## DIRECTIONS
Write out the data below exactly as given, without any of its pictures.

App and web page records
##########

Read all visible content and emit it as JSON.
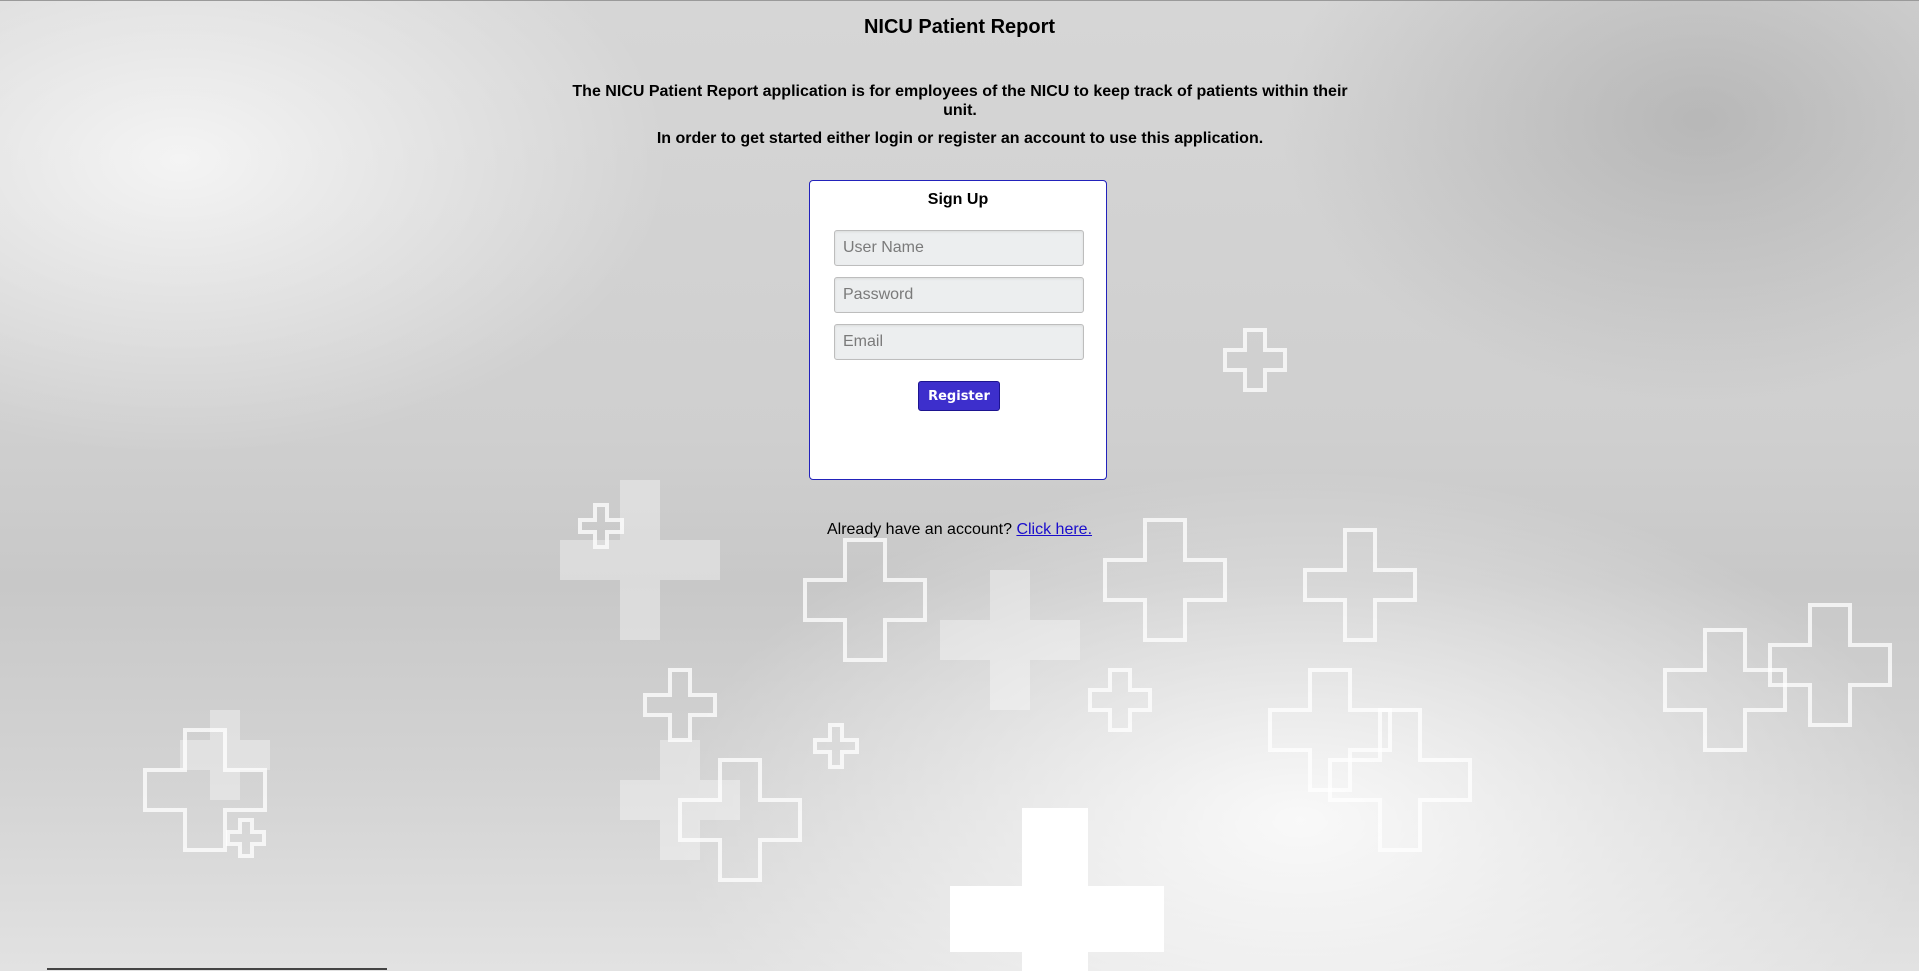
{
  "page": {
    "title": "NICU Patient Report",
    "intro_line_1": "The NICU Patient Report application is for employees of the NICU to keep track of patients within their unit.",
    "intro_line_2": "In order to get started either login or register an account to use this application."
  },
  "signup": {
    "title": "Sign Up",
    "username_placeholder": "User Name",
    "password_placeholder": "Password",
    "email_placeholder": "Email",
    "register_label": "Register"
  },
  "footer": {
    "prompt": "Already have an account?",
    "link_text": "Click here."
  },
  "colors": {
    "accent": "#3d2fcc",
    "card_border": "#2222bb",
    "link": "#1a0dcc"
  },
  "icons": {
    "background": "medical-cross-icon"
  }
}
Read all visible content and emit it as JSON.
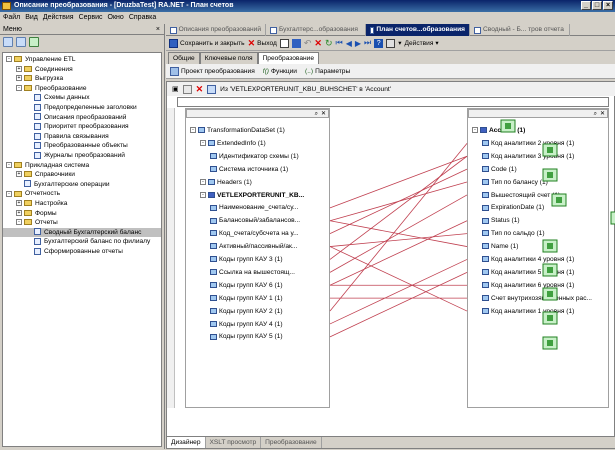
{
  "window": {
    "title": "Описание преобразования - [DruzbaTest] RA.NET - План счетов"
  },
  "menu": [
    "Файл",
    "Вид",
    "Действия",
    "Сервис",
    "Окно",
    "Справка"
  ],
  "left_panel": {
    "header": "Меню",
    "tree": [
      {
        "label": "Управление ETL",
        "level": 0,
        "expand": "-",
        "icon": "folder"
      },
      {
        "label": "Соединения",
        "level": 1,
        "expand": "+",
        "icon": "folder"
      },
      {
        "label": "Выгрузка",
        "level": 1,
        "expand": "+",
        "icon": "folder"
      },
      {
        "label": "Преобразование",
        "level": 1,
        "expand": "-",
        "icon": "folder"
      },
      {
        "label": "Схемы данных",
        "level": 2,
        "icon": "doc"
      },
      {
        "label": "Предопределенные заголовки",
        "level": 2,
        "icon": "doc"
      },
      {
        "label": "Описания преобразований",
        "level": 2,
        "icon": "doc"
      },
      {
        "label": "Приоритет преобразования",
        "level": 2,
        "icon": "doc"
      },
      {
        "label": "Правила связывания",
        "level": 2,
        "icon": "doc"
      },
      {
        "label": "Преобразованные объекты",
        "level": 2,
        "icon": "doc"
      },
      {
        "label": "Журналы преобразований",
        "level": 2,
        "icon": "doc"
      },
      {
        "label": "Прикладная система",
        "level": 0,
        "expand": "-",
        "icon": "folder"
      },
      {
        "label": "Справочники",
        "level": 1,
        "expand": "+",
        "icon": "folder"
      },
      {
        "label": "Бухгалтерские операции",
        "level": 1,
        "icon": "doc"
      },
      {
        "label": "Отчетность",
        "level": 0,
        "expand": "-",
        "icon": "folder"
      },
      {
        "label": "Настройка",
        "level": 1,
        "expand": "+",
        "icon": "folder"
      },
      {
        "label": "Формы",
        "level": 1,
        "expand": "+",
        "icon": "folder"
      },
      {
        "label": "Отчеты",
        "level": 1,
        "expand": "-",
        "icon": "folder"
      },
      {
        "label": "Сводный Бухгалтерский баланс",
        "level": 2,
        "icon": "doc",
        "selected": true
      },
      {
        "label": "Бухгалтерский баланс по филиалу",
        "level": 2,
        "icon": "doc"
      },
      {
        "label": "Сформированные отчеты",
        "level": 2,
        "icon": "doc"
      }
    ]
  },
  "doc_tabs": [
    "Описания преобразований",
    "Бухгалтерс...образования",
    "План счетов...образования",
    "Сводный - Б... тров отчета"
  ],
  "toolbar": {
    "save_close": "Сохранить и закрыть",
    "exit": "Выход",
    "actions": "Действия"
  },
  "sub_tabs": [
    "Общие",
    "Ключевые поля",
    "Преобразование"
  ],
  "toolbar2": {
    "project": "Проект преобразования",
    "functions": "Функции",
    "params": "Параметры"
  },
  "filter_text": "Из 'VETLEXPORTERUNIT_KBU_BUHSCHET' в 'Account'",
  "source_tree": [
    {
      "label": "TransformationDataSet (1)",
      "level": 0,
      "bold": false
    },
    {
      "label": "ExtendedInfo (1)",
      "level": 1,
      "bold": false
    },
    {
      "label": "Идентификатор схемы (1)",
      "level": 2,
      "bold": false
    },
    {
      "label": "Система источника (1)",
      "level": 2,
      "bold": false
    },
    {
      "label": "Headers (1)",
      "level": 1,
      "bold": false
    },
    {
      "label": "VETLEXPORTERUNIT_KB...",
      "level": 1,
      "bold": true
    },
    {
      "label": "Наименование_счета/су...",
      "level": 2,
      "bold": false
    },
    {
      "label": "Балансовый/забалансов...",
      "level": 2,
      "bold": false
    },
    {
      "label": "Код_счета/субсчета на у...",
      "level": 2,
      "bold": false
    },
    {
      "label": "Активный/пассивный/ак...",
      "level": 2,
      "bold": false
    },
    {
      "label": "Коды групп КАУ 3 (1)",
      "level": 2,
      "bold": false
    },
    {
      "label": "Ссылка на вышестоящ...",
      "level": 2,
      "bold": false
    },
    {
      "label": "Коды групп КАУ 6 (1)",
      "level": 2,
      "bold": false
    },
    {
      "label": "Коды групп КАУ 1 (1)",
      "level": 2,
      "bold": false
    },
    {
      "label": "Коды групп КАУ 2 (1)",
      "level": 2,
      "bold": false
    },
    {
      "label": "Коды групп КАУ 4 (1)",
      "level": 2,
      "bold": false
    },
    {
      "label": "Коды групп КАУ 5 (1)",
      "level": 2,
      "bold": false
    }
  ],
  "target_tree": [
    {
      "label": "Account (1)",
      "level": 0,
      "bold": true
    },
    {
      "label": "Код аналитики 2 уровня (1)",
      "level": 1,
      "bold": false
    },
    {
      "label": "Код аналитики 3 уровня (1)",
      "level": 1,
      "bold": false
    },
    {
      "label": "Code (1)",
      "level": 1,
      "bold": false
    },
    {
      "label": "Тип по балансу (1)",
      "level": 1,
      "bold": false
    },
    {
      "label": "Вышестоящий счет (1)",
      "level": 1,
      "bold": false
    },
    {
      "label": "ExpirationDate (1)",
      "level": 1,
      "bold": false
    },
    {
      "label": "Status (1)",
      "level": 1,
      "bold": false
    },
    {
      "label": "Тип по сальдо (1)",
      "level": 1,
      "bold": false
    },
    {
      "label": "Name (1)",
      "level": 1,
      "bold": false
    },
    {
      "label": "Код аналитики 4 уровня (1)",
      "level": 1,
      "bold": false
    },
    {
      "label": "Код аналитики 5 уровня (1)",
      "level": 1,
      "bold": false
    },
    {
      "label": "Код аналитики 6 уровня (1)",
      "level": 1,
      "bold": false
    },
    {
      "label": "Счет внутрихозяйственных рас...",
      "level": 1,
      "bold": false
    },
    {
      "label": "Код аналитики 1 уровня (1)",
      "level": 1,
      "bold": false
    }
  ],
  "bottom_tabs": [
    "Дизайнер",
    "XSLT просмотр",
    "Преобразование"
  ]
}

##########

## ANSWER TO THIS TASK
Read all visible content and emit it as JSON.
{
  "page": {
    "title": "NICU Patient Report",
    "intro_line_1": "The NICU Patient Report application is for employees of the NICU to keep track of patients within their unit.",
    "intro_line_2": "In order to get started either login or register an account to use this application."
  },
  "signup": {
    "title": "Sign Up",
    "username_placeholder": "User Name",
    "password_placeholder": "Password",
    "email_placeholder": "Email",
    "register_label": "Register"
  },
  "footer": {
    "prompt": "Already have an account?",
    "link_text": "Click here."
  },
  "colors": {
    "accent": "#3d2fcc",
    "card_border": "#2222bb",
    "link": "#1a0dcc"
  },
  "icons": {
    "background": "medical-cross-icon"
  }
}
Read all visible content and emit it as JSON.
{
  "window": {
    "title": "Описание преобразования - [DruzbaTest] RA.NET - План счетов"
  },
  "menu": [
    "Файл",
    "Вид",
    "Действия",
    "Сервис",
    "Окно",
    "Справка"
  ],
  "left_panel": {
    "header": "Меню",
    "tree": [
      {
        "label": "Управление ETL",
        "level": 0,
        "expand": "-",
        "icon": "folder"
      },
      {
        "label": "Соединения",
        "level": 1,
        "expand": "+",
        "icon": "folder"
      },
      {
        "label": "Выгрузка",
        "level": 1,
        "expand": "+",
        "icon": "folder"
      },
      {
        "label": "Преобразование",
        "level": 1,
        "expand": "-",
        "icon": "folder"
      },
      {
        "label": "Схемы данных",
        "level": 2,
        "icon": "doc"
      },
      {
        "label": "Предопределенные заголовки",
        "level": 2,
        "icon": "doc"
      },
      {
        "label": "Описания преобразований",
        "level": 2,
        "icon": "doc"
      },
      {
        "label": "Приоритет преобразования",
        "level": 2,
        "icon": "doc"
      },
      {
        "label": "Правила связывания",
        "level": 2,
        "icon": "doc"
      },
      {
        "label": "Преобразованные объекты",
        "level": 2,
        "icon": "doc"
      },
      {
        "label": "Журналы преобразований",
        "level": 2,
        "icon": "doc"
      },
      {
        "label": "Прикладная система",
        "level": 0,
        "expand": "-",
        "icon": "folder"
      },
      {
        "label": "Справочники",
        "level": 1,
        "expand": "+",
        "icon": "folder"
      },
      {
        "label": "Бухгалтерские операции",
        "level": 1,
        "icon": "doc"
      },
      {
        "label": "Отчетность",
        "level": 0,
        "expand": "-",
        "icon": "folder"
      },
      {
        "label": "Настройка",
        "level": 1,
        "expand": "+",
        "icon": "folder"
      },
      {
        "label": "Формы",
        "level": 1,
        "expand": "+",
        "icon": "folder"
      },
      {
        "label": "Отчеты",
        "level": 1,
        "expand": "-",
        "icon": "folder"
      },
      {
        "label": "Сводный Бухгалтерский баланс",
        "level": 2,
        "icon": "doc",
        "selected": true
      },
      {
        "label": "Бухгалтерский баланс по филиалу",
        "level": 2,
        "icon": "doc"
      },
      {
        "label": "Сформированные отчеты",
        "level": 2,
        "icon": "doc"
      }
    ]
  },
  "doc_tabs": [
    "Описания преобразований",
    "Бухгалтерс...образования",
    "План счетов...образования",
    "Сводный - Б... тров отчета"
  ],
  "toolbar": {
    "save_close": "Сохранить и закрыть",
    "exit": "Выход",
    "actions": "Действия"
  },
  "sub_tabs": [
    "Общие",
    "Ключевые поля",
    "Преобразование"
  ],
  "toolbar2": {
    "project": "Проект преобразования",
    "functions": "Функции",
    "params": "Параметры"
  },
  "filter_text": "Из 'VETLEXPORTERUNIT_KBU_BUHSCHET' в 'Account'",
  "source_tree": [
    {
      "label": "TransformationDataSet (1)",
      "level": 0,
      "bold": false
    },
    {
      "label": "ExtendedInfo (1)",
      "level": 1,
      "bold": false
    },
    {
      "label": "Идентификатор схемы (1)",
      "level": 2,
      "bold": false
    },
    {
      "label": "Система источника (1)",
      "level": 2,
      "bold": false
    },
    {
      "label": "Headers (1)",
      "level": 1,
      "bold": false
    },
    {
      "label": "VETLEXPORTERUNIT_KB...",
      "level": 1,
      "bold": true
    },
    {
      "label": "Наименование_счета/су...",
      "level": 2,
      "bold": false
    },
    {
      "label": "Балансовый/забалансов...",
      "level": 2,
      "bold": false
    },
    {
      "label": "Код_счета/субсчета на у...",
      "level": 2,
      "bold": false
    },
    {
      "label": "Активный/пассивный/ак...",
      "level": 2,
      "bold": false
    },
    {
      "label": "Коды групп КАУ 3 (1)",
      "level": 2,
      "bold": false
    },
    {
      "label": "Ссылка на вышестоящ...",
      "level": 2,
      "bold": false
    },
    {
      "label": "Коды групп КАУ 6 (1)",
      "level": 2,
      "bold": false
    },
    {
      "label": "Коды групп КАУ 1 (1)",
      "level": 2,
      "bold": false
    },
    {
      "label": "Коды групп КАУ 2 (1)",
      "level": 2,
      "bold": false
    },
    {
      "label": "Коды групп КАУ 4 (1)",
      "level": 2,
      "bold": false
    },
    {
      "label": "Коды групп КАУ 5 (1)",
      "level": 2,
      "bold": false
    }
  ],
  "target_tree": [
    {
      "label": "Account (1)",
      "level": 0,
      "bold": true
    },
    {
      "label": "Код аналитики 2 уровня (1)",
      "level": 1,
      "bold": false
    },
    {
      "label": "Код аналитики 3 уровня (1)",
      "level": 1,
      "bold": false
    },
    {
      "label": "Code (1)",
      "level": 1,
      "bold": false
    },
    {
      "label": "Тип по балансу (1)",
      "level": 1,
      "bold": false
    },
    {
      "label": "Вышестоящий счет (1)",
      "level": 1,
      "bold": false
    },
    {
      "label": "ExpirationDate (1)",
      "level": 1,
      "bold": false
    },
    {
      "label": "Status (1)",
      "level": 1,
      "bold": false
    },
    {
      "label": "Тип по сальдо (1)",
      "level": 1,
      "bold": false
    },
    {
      "label": "Name (1)",
      "level": 1,
      "bold": false
    },
    {
      "label": "Код аналитики 4 уровня (1)",
      "level": 1,
      "bold": false
    },
    {
      "label": "Код аналитики 5 уровня (1)",
      "level": 1,
      "bold": false
    },
    {
      "label": "Код аналитики 6 уровня (1)",
      "level": 1,
      "bold": false
    },
    {
      "label": "Счет внутрихозяйственных рас...",
      "level": 1,
      "bold": false
    },
    {
      "label": "Код аналитики 1 уровня (1)",
      "level": 1,
      "bold": false
    }
  ],
  "bottom_tabs": [
    "Дизайнер",
    "XSLT просмотр",
    "Преобразование"
  ]
}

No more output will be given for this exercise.